In 1835, Dr. Elisha Mitchell, a science professor at the University of North Carolina, made an excursion to the area to measure the mountain elevations. At the time, Grandfather Mountain was assumed to be the highest point in the region, but previous trips to the area had persuaded Mitchell that the Black Mountains were higher. Through the use of barometric pressure readings and mathematical formulas, Mitchell figured the highest elevation of the range to be 6,476 feet, higher than that of Grandfather Mountain. Subsequent visits to the Black Mountains in 1838 and 1844 led Dr. Mitchell to calculate the height of the peak at 6,672 feet — amazingly, only a mere 12 feet in error of modern calculations.
In 1857, Dr. Mitchell returned to the Black Mountains to verify his measurements. While hiking across the mountain, he fell from a cliff above a 40-foot waterfall. Knocked unconscious by the fall, Dr. Mitchell drowned in the water below. In honor of his work, the highest peak in the Black Mountain range was given his name in 1858. Though originally buried in Asheville, Mitchell's body was reburied atop Mount Mitchell a year later.

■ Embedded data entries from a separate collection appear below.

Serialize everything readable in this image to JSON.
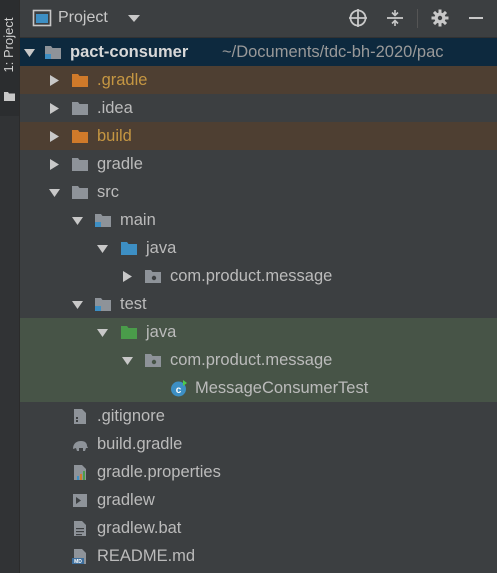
{
  "sidebar": {
    "tab_label": "1: Project"
  },
  "header": {
    "title": "Project",
    "icons": [
      "project-view-icon",
      "dropdown-arrow-icon",
      "locate-icon",
      "collapse-all-icon",
      "settings-icon",
      "hide-icon"
    ]
  },
  "tree": {
    "root": {
      "label": "pact-consumer",
      "path": "~/Documents/tdc-bh-2020/pac"
    },
    "gradle_hidden": ".gradle",
    "idea": ".idea",
    "build": "build",
    "gradle": "gradle",
    "src": "src",
    "main": "main",
    "main_java": "java",
    "main_package": "com.product.message",
    "test": "test",
    "test_java": "java",
    "test_package": "com.product.message",
    "test_class": "MessageConsumerTest",
    "gitignore": ".gitignore",
    "build_gradle": "build.gradle",
    "gradle_properties": "gradle.properties",
    "gradlew": "gradlew",
    "gradlew_bat": "gradlew.bat",
    "readme": "README.md",
    "readme_badge": "MD"
  },
  "colors": {
    "background": "#3c3f41",
    "selected_row": "#0d293e",
    "excluded_row": "#4e3f32",
    "test_row": "#475447",
    "excluded_text": "#c59642",
    "folder_gray": "#8e9399",
    "source_folder_blue": "#3d8fc4",
    "test_folder_green": "#4a9c4a",
    "excluded_folder_orange": "#d07a2a"
  }
}
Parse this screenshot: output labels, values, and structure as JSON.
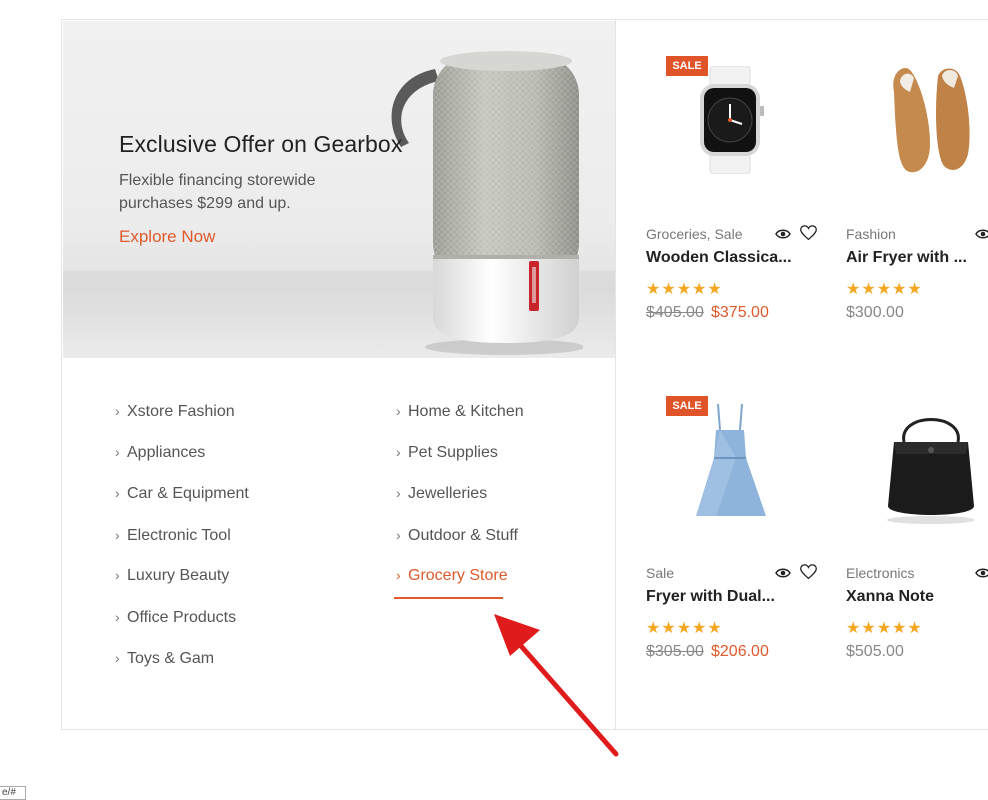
{
  "banner": {
    "title": "Exclusive Offer on Gearbox",
    "subtitle": "Flexible financing storewide purchases $299 and up.",
    "cta": "Explore Now"
  },
  "categories": {
    "left": [
      "Xstore Fashion",
      "Appliances",
      "Car & Equipment",
      "Electronic Tool",
      "Luxury Beauty",
      "Office Products",
      "Toys & Gam"
    ],
    "right": [
      "Home & Kitchen",
      "Pet Supplies",
      "Jewelleries",
      "Outdoor & Stuff",
      "Grocery Store"
    ],
    "active": "Grocery Store"
  },
  "products": [
    {
      "badge": "SALE",
      "category": "Groceries, Sale",
      "name": "Wooden Classica...",
      "stars": "★★★★★",
      "old_price": "$405.00",
      "price": "$375.00"
    },
    {
      "badge": "",
      "category": "Fashion",
      "name": "Air Fryer with ...",
      "stars": "★★★★★",
      "old_price": "",
      "price": "$300.00"
    },
    {
      "badge": "SALE",
      "category": "Sale",
      "name": "Fryer with Dual...",
      "stars": "★★★★★",
      "old_price": "$305.00",
      "price": "$206.00"
    },
    {
      "badge": "",
      "category": "Electronics",
      "name": "Xanna Note",
      "stars": "★★★★★",
      "old_price": "",
      "price": "$505.00"
    }
  ],
  "corner_text": "e/#",
  "colors": {
    "accent": "#e05a2b",
    "star": "#f5a623",
    "arrow": "#e01b1b"
  }
}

Until the late 1800s, the Black Mountains remained largely in a wilderness state. The only apparent influence of man upon the environment was a reduced animal population caused by increased settlement and hunting. This lack of exploitation of natural resources was not to last, however. By the early 1900s, extensive logging operations had denuded much of the Black Mountain range. Logging activity had expanded rapidly by 1913 and citizens began to voice their alarm about the destruction of the forest. Foremost among them was Locke Craig, governor of North Carolina from 1913 to 1917.
In 1915, a bill was introduced in the state legislature establishing Mount Mitchell as the first state park. The legislation passed both houses quickly and on March 3, 1915, the North Carolina State Parks System came into being. In appreciation of Governor Craig's efforts, the second highest peak east of the Mississippi, with an elevation of 6,647 feet and also in North Carolina, was named Mount Craig.